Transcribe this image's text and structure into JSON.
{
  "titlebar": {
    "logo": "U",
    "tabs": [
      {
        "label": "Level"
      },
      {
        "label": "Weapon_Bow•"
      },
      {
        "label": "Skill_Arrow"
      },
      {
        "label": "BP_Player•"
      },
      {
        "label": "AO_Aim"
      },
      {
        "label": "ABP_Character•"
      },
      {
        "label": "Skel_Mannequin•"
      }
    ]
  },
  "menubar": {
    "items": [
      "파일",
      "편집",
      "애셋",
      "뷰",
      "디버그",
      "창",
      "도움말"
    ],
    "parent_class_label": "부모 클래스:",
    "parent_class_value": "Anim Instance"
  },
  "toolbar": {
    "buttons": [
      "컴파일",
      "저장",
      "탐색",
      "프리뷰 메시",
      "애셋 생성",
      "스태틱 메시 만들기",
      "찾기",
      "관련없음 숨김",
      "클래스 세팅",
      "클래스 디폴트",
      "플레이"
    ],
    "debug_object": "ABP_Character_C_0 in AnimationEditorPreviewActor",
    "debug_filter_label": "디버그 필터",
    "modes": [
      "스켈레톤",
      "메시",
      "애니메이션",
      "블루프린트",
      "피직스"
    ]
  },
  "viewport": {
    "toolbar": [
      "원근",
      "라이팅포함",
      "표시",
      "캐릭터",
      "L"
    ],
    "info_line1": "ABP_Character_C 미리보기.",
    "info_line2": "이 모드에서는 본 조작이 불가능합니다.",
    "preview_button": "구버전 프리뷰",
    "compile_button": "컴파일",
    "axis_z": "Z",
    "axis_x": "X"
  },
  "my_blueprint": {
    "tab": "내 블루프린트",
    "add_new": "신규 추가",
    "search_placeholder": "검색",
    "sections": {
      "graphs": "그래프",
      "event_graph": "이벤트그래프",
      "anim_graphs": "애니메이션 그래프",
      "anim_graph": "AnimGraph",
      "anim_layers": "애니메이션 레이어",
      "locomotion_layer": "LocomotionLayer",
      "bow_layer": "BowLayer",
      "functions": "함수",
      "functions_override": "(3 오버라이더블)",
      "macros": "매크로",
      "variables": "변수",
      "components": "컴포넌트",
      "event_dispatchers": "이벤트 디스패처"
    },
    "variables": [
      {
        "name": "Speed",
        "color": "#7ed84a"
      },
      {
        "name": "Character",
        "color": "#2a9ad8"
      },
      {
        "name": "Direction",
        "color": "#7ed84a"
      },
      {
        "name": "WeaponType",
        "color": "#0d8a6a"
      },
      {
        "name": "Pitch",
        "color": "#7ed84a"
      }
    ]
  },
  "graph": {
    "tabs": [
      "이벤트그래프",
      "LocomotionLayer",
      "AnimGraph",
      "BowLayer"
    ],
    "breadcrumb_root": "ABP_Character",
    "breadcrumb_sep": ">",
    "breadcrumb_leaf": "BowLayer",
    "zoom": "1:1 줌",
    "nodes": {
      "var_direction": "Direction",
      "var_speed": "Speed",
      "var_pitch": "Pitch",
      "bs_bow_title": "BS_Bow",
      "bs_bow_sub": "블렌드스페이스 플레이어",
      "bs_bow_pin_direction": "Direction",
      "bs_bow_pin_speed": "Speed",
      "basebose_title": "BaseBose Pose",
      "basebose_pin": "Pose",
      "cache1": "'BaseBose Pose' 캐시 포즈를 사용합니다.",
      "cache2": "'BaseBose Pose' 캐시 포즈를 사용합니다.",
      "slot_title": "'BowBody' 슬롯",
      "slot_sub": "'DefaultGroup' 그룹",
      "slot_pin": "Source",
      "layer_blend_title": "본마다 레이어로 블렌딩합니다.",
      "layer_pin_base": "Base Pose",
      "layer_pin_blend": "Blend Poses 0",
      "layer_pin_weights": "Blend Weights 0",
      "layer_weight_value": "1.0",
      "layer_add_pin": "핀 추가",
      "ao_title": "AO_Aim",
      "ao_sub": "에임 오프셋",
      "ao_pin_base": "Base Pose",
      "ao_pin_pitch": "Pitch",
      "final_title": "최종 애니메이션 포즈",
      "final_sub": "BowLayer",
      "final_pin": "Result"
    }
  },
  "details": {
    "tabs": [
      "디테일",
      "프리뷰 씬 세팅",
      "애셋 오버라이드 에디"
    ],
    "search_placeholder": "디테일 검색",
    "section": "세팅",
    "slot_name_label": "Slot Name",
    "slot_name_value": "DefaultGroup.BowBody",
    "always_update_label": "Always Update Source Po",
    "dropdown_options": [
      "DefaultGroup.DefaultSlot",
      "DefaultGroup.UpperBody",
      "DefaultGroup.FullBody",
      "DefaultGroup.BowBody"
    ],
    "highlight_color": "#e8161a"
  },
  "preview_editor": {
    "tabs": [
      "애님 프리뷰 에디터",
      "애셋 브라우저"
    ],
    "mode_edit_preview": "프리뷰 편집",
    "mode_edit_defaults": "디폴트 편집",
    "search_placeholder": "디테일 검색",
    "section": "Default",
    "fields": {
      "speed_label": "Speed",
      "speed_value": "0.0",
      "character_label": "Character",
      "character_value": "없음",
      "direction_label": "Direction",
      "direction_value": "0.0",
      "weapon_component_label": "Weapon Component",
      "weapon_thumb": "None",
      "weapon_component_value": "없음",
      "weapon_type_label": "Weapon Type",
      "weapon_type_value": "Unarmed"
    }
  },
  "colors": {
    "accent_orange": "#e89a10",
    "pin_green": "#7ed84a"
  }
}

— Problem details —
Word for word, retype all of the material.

— Completed task —
Transcribe this image's text and structure into JSON.
{
  "titlebar": {
    "logo": "U",
    "tabs": [
      {
        "label": "Level"
      },
      {
        "label": "Weapon_Bow•"
      },
      {
        "label": "Skill_Arrow"
      },
      {
        "label": "BP_Player•"
      },
      {
        "label": "AO_Aim"
      },
      {
        "label": "ABP_Character•"
      },
      {
        "label": "Skel_Mannequin•"
      }
    ]
  },
  "menubar": {
    "items": [
      "파일",
      "편집",
      "애셋",
      "뷰",
      "디버그",
      "창",
      "도움말"
    ],
    "parent_class_label": "부모 클래스:",
    "parent_class_value": "Anim Instance"
  },
  "toolbar": {
    "buttons": [
      "컴파일",
      "저장",
      "탐색",
      "프리뷰 메시",
      "애셋 생성",
      "스태틱 메시 만들기",
      "찾기",
      "관련없음 숨김",
      "클래스 세팅",
      "클래스 디폴트",
      "플레이"
    ],
    "debug_object": "ABP_Character_C_0 in AnimationEditorPreviewActor",
    "debug_filter_label": "디버그 필터",
    "modes": [
      "스켈레톤",
      "메시",
      "애니메이션",
      "블루프린트",
      "피직스"
    ]
  },
  "viewport": {
    "toolbar": [
      "원근",
      "라이팅포함",
      "표시",
      "캐릭터",
      "L"
    ],
    "info_line1": "ABP_Character_C 미리보기.",
    "info_line2": "이 모드에서는 본 조작이 불가능합니다.",
    "preview_button": "구버전 프리뷰",
    "compile_button": "컴파일",
    "axis_z": "Z",
    "axis_x": "X"
  },
  "my_blueprint": {
    "tab": "내 블루프린트",
    "add_new": "신규 추가",
    "search_placeholder": "검색",
    "sections": {
      "graphs": "그래프",
      "event_graph": "이벤트그래프",
      "anim_graphs": "애니메이션 그래프",
      "anim_graph": "AnimGraph",
      "anim_layers": "애니메이션 레이어",
      "locomotion_layer": "LocomotionLayer",
      "bow_layer": "BowLayer",
      "functions": "함수",
      "functions_override": "(3 오버라이더블)",
      "macros": "매크로",
      "variables": "변수",
      "components": "컴포넌트",
      "event_dispatchers": "이벤트 디스패처"
    },
    "variables": [
      {
        "name": "Speed",
        "color": "#7ed84a"
      },
      {
        "name": "Character",
        "color": "#2a9ad8"
      },
      {
        "name": "Direction",
        "color": "#7ed84a"
      },
      {
        "name": "WeaponType",
        "color": "#0d8a6a"
      },
      {
        "name": "Pitch",
        "color": "#7ed84a"
      }
    ]
  },
  "graph": {
    "tabs": [
      "이벤트그래프",
      "LocomotionLayer",
      "AnimGraph",
      "BowLayer"
    ],
    "breadcrumb_root": "ABP_Character",
    "breadcrumb_sep": ">",
    "breadcrumb_leaf": "BowLayer",
    "zoom": "1:1 줌",
    "nodes": {
      "var_direction": "Direction",
      "var_speed": "Speed",
      "var_pitch": "Pitch",
      "bs_bow_title": "BS_Bow",
      "bs_bow_sub": "블렌드스페이스 플레이어",
      "bs_bow_pin_direction": "Direction",
      "bs_bow_pin_speed": "Speed",
      "basebose_title": "BaseBose Pose",
      "basebose_pin": "Pose",
      "cache1": "'BaseBose Pose' 캐시 포즈를 사용합니다.",
      "cache2": "'BaseBose Pose' 캐시 포즈를 사용합니다.",
      "slot_title": "'BowBody' 슬롯",
      "slot_sub": "'DefaultGroup' 그룹",
      "slot_pin": "Source",
      "layer_blend_title": "본마다 레이어로 블렌딩합니다.",
      "layer_pin_base": "Base Pose",
      "layer_pin_blend": "Blend Poses 0",
      "layer_pin_weights": "Blend Weights 0",
      "layer_weight_value": "1.0",
      "layer_add_pin": "핀 추가",
      "ao_title": "AO_Aim",
      "ao_sub": "에임 오프셋",
      "ao_pin_base": "Base Pose",
      "ao_pin_pitch": "Pitch",
      "final_title": "최종 애니메이션 포즈",
      "final_sub": "BowLayer",
      "final_pin": "Result"
    }
  },
  "details": {
    "tabs": [
      "디테일",
      "프리뷰 씬 세팅",
      "애셋 오버라이드 에디"
    ],
    "search_placeholder": "디테일 검색",
    "section": "세팅",
    "slot_name_label": "Slot Name",
    "slot_name_value": "DefaultGroup.BowBody",
    "always_update_label": "Always Update Source Po",
    "dropdown_options": [
      "DefaultGroup.DefaultSlot",
      "DefaultGroup.UpperBody",
      "DefaultGroup.FullBody",
      "DefaultGroup.BowBody"
    ],
    "highlight_color": "#e8161a"
  },
  "preview_editor": {
    "tabs": [
      "애님 프리뷰 에디터",
      "애셋 브라우저"
    ],
    "mode_edit_preview": "프리뷰 편집",
    "mode_edit_defaults": "디폴트 편집",
    "search_placeholder": "디테일 검색",
    "section": "Default",
    "fields": {
      "speed_label": "Speed",
      "speed_value": "0.0",
      "character_label": "Character",
      "character_value": "없음",
      "direction_label": "Direction",
      "direction_value": "0.0",
      "weapon_component_label": "Weapon Component",
      "weapon_thumb": "None",
      "weapon_component_value": "없음",
      "weapon_type_label": "Weapon Type",
      "weapon_type_value": "Unarmed"
    }
  },
  "colors": {
    "accent_orange": "#e89a10",
    "pin_green": "#7ed84a"
  }
}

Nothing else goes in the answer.